Image credit Lloyd Alter
It was hard to find anyone to speak to at Greenbuild about the odd looking Honeywell Windtronics turbine; it was a busy booth. But I got to see it again at the Cottage Life Show in Toronto and it is actually very interesting; instead of the usual design where the blades turn a shaft which is connected to a generator, here the whole thing is a generator, with magnets at the tips of the blade whizzing past stator coils in the ring on the perimeter.
Windtronics claims that building the turbine this way drastically reduces mechanical resistance, and gives greater energy production at low wind speeds, as shown on the graph above. The designer, Imad Mahawili, told Popular Mechanics last year:
"It takes 7 to 8 mph to overcome the resistance of gears," Mahawili says, "and the loss from gears on average at any speed costs about 20 to 25 percent in aerodynamic efficiency." So Mahawili removed the gear system, replacing it with a simple hub and bearings. Then, "We looked at the wheel system, near the hub," Mahawili says, and found that "for 1 rpm [revolution per minute], the velocity at the rim of the wheel is nine times faster." In response, he placed the magnets that he uses to create electricity (in place of a gearbox) near the rim.
Tyler Hamilton of Clean Break writes that it is example of green tech growing in the rust belt:
WindTronics made the decision in summer 2009 to manufacture the machines in Windsor, Ontario, which had been pummelled by the auto crisis and recession and suffered from huge unemployment. In that context it was a good-news story because the Michigan-based parent company, EarthTronics, said the facility it was taking over was a former Magna International autoparts plant where 200 new jobs would be created.
I should note that Paul Gipe of Wind-Works, who has taken me to task for being overly enthusiastic before, is unconvinced by the whole thing, suggesting that operating at a greater range of wind speeds in not necessarily a huge advantage:
In my books I emphasize that this is usually a tip off to watch for. There's very little energy in the wind at low speeds.

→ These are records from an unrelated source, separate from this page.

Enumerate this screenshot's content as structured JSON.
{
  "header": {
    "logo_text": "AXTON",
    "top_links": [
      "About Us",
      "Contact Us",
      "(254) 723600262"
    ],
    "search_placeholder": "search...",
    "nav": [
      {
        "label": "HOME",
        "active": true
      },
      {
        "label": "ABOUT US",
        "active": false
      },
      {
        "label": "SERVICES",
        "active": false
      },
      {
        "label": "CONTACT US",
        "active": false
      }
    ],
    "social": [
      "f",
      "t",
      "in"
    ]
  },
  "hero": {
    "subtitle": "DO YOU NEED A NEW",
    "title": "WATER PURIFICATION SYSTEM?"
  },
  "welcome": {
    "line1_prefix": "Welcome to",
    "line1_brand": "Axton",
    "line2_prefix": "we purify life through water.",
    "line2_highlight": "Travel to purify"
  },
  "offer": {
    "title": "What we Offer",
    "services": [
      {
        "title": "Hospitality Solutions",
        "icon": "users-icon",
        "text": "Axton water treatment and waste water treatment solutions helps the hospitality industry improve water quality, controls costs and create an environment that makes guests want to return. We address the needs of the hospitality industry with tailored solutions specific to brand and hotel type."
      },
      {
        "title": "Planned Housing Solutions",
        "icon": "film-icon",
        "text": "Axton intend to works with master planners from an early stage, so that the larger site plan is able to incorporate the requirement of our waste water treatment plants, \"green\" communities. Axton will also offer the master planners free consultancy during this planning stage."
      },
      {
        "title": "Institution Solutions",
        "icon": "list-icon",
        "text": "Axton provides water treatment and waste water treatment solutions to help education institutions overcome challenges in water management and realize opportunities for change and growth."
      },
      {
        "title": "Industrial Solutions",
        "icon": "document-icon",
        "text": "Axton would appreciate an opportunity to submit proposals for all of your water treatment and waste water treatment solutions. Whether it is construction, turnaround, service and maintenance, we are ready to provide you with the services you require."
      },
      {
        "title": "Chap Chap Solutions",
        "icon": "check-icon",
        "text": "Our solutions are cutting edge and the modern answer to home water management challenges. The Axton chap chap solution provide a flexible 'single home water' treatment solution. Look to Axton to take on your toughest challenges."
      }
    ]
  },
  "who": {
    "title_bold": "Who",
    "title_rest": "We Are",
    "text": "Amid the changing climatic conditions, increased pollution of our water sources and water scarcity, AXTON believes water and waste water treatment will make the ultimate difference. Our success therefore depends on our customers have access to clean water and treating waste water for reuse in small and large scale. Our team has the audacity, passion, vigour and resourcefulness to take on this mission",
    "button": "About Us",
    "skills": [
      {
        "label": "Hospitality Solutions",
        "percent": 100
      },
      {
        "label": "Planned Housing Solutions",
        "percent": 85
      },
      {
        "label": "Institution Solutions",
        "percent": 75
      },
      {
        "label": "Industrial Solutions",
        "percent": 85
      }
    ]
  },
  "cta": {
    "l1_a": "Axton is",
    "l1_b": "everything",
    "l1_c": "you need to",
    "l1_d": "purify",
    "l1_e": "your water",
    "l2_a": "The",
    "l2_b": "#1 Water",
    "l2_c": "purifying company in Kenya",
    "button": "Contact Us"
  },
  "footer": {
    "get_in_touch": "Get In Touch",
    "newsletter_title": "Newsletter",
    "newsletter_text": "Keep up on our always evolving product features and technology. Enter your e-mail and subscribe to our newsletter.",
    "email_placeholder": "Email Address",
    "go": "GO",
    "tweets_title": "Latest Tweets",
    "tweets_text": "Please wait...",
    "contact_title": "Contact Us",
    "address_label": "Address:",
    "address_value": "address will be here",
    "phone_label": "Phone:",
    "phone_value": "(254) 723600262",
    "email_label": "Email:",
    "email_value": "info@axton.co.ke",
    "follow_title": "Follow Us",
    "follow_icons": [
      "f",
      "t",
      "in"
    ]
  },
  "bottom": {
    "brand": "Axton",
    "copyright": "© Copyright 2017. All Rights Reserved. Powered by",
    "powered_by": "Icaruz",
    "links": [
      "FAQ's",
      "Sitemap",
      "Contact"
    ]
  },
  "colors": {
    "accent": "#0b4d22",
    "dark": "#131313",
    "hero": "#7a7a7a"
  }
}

So if a wind turbine claims to capture wind energy at very low wind speeds, the response should be "so what. There's not enough energy there to make a difference."
Where Rotor meets Stator